n Missouri, someone commits the offense of stealing if he appropriates the property or services of another with the intent to deprive him or her thereof, which can occur either without consent or by means of deceit or coercion. Someone can also be convicted if, for the purpose of depriving the lawful owner its’ possession, they receive property knowing or believing it to be stolen. RSMo §570.030 sets forth the penalties for theft offenses committed in Missouri, for which punishment correlates with the value of the stolen goods. Generally, if the value of the property is less than $750, stealing is a Class D Misdemeanor. However, irrespective of value, stealing an animal or a catalytic converter is a Class E Felony, as is a fourth offense in under ten years. If the value of the stolen property exceeds $750, it will be treated at minimum as a Class D Felony. Stealing certain property such as firearms, livestock, credit cards, vehicles, and legal documents may be treated as a Class D Felony irrespective of value. Theft exceeding $25,000 is a Class C Felony, and if there are certain circumstances present, stealing may even be treated as a Class A or B Felony.
n Missouri, it is a crime to knowingly damage the property of another, or to damage their own property for the purpose of defrauding an insurer. As with the theft of property, the penalties for criminal damage to property are enhanced in accord with the value of the damage costs.
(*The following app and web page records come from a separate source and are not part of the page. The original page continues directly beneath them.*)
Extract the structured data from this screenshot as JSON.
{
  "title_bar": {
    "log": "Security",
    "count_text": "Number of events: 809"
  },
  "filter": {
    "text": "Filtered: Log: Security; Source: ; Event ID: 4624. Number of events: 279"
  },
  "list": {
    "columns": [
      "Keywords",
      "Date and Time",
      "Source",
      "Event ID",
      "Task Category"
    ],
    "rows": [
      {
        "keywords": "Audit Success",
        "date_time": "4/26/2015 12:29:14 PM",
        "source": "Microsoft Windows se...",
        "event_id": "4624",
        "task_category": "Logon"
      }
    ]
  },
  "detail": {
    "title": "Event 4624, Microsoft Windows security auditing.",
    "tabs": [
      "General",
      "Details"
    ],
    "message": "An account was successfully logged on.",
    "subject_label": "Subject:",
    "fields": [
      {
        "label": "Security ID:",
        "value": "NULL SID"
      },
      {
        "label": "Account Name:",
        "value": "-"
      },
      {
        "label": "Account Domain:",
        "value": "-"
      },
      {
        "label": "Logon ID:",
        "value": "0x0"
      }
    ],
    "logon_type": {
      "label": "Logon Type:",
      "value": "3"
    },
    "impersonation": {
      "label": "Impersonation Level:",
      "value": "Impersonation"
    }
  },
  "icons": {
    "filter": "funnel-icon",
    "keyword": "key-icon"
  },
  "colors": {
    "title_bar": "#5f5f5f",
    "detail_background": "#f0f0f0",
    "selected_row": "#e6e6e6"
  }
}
Generally, if the value of the property is less than $750, property damage in the second degree is treated as a Class B Misdemeanor. If someone intentionally targets and damages the property of a member of law enforcement or one of their close relatives, they could be charged with a Class A Misdemeanor. Property damage in the first degree exceeding $750 is charged as a Class E Felony, unless law enforcement or their family was targeted, in which case it would be a Class D Felony. Irrespective of value, damage to a vehicle during an auto burglary or actual car theft is considered property damage in the first degree which is charged as a Class D Felony. Subsequent offenses of the latter offense are Class B Felony charges.
A person commits trespass in the first degree if they enter unlawfully or knowingly remains unlawfully upon real property or in a building or inhabitable structure. Despite this broad language, the legislature has recognized that someone should not be convicted of trespassing on real property unless the property is fenced in or otherwise enclosed in a manner designed to exclude intruders, or notice is given against trespass. Notice can be either an actual communication to the trespasser, or the posting of a “no trespassing” sign in a manner reasonably likely to come to the attention of potential trespassers. In Missouri, trespassing is generally prosecuted as a Class B Misdemeanor, unless the property is part of a nuclear power plant, in which case trespassing is a Class E Felony. Another distinction, as seen above, is made when the victim (of the trespass) is intentionally targeted because they are a law enforcement officer, or a close relative as defined in the statute. This type of trespassing, usually done in some form of protest or similar circumstance, is charged as a Class A Misdemeanor.
If you have been charged with a person crime in Missouri, it is important to invoke your 5th amendment rights to counsel and remain silent. If the charges result from an illegal stop or search, they may be subject to dismissal for violating the 4th amendment right against unreasonable search and seizure. It is important to consult with an attorney before accepting a plea or admitting guilt in any way.